- _Materials provided_:

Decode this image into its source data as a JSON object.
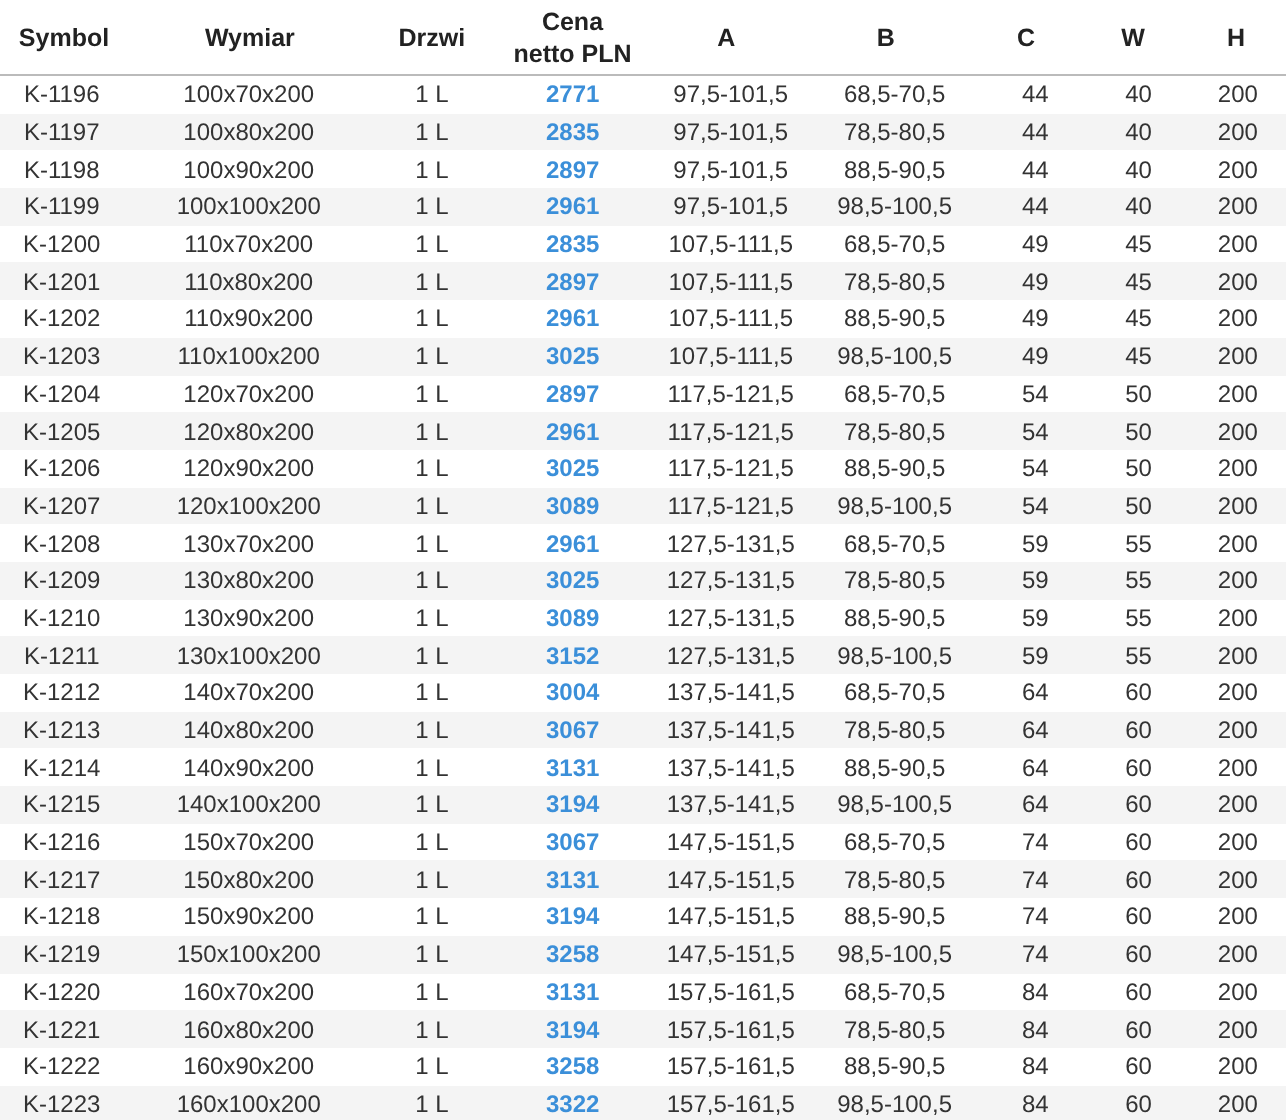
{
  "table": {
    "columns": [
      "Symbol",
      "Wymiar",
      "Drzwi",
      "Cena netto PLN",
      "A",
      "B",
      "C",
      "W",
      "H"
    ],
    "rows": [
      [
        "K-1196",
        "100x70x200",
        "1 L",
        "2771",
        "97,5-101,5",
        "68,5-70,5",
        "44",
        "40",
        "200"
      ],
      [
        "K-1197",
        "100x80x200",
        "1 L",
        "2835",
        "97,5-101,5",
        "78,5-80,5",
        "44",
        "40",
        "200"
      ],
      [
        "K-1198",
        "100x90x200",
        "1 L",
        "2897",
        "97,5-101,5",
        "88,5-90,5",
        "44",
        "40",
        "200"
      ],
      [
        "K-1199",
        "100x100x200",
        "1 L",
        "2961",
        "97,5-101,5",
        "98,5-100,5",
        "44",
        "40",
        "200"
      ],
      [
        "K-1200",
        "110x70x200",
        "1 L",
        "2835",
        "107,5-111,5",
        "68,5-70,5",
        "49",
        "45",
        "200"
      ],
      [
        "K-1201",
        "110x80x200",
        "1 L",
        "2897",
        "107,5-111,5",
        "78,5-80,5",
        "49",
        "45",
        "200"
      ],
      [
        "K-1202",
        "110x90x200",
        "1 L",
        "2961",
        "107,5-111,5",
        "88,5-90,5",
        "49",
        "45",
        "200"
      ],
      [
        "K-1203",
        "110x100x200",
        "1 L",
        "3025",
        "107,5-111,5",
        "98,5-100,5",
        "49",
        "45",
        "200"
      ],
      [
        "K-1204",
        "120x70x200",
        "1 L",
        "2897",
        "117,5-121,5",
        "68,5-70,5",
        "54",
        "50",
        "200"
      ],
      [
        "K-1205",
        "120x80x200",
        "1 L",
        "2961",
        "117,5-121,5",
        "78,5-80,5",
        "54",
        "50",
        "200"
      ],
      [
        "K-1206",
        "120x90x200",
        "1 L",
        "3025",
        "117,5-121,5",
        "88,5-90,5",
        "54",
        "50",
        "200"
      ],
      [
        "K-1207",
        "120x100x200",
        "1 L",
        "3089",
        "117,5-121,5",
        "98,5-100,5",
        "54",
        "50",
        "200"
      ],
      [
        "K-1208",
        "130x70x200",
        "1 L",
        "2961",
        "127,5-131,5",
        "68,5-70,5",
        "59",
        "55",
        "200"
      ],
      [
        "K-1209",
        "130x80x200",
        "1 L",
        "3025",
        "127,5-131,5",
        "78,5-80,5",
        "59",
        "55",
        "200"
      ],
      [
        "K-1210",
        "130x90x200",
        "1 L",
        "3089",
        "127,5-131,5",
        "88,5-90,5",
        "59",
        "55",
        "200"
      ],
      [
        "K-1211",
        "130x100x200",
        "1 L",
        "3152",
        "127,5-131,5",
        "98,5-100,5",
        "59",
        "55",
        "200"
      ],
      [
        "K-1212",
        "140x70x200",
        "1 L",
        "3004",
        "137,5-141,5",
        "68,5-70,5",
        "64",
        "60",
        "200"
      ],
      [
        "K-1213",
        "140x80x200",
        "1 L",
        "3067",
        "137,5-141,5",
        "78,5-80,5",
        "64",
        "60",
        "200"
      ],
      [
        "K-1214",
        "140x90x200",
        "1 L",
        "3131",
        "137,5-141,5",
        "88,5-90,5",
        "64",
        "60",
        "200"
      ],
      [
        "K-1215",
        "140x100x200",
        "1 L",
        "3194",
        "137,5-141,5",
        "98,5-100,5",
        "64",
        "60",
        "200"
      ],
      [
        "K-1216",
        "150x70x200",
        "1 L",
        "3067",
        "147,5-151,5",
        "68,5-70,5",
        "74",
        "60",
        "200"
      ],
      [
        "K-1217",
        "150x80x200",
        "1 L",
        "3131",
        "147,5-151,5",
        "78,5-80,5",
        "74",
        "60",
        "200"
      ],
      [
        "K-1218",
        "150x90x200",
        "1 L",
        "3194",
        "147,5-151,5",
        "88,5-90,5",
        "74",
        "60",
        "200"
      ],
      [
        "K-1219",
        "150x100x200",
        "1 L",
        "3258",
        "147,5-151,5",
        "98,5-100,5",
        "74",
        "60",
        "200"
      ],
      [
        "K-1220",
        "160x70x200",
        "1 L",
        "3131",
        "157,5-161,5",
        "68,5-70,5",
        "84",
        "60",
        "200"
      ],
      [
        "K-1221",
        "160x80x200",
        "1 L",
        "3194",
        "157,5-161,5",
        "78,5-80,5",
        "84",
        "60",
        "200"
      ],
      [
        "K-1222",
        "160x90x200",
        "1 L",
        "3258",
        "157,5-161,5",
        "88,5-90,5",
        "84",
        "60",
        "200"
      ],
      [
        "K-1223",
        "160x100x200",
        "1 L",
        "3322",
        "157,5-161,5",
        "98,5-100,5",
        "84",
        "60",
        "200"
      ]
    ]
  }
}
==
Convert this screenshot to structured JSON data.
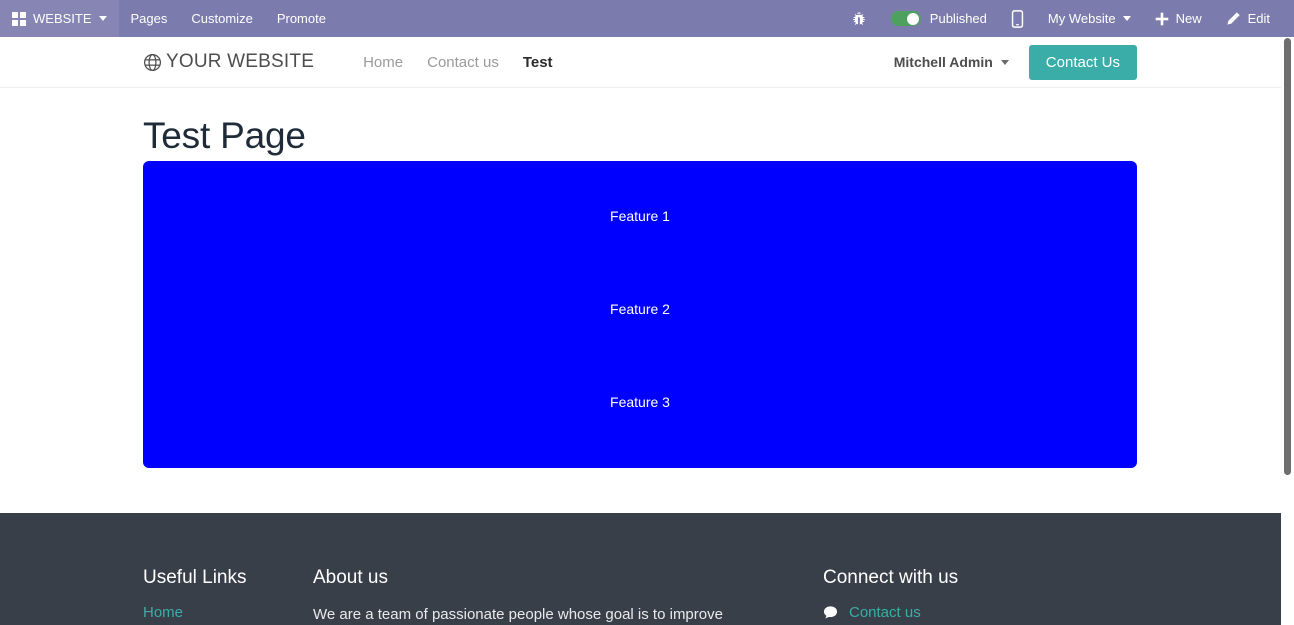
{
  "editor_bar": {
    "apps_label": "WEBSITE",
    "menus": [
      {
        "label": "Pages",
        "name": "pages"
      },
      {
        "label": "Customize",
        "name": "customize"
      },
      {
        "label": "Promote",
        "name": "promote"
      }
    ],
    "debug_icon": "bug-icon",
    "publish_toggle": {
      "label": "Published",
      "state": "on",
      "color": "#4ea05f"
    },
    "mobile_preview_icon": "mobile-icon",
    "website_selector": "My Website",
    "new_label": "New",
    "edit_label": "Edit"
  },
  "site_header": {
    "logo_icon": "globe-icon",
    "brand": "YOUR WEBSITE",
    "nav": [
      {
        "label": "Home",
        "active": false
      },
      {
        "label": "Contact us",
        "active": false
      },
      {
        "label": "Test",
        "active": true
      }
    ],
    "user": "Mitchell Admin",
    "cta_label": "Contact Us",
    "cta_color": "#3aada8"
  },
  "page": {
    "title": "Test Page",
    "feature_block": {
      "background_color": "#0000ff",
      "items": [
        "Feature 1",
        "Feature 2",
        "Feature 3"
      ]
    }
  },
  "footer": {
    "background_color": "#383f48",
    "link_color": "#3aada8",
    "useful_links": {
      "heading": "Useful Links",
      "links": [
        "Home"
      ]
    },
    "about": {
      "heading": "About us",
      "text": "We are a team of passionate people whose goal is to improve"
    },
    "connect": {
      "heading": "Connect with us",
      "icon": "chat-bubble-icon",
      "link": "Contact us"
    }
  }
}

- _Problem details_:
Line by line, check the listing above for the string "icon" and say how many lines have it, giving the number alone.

- _Reply_:
4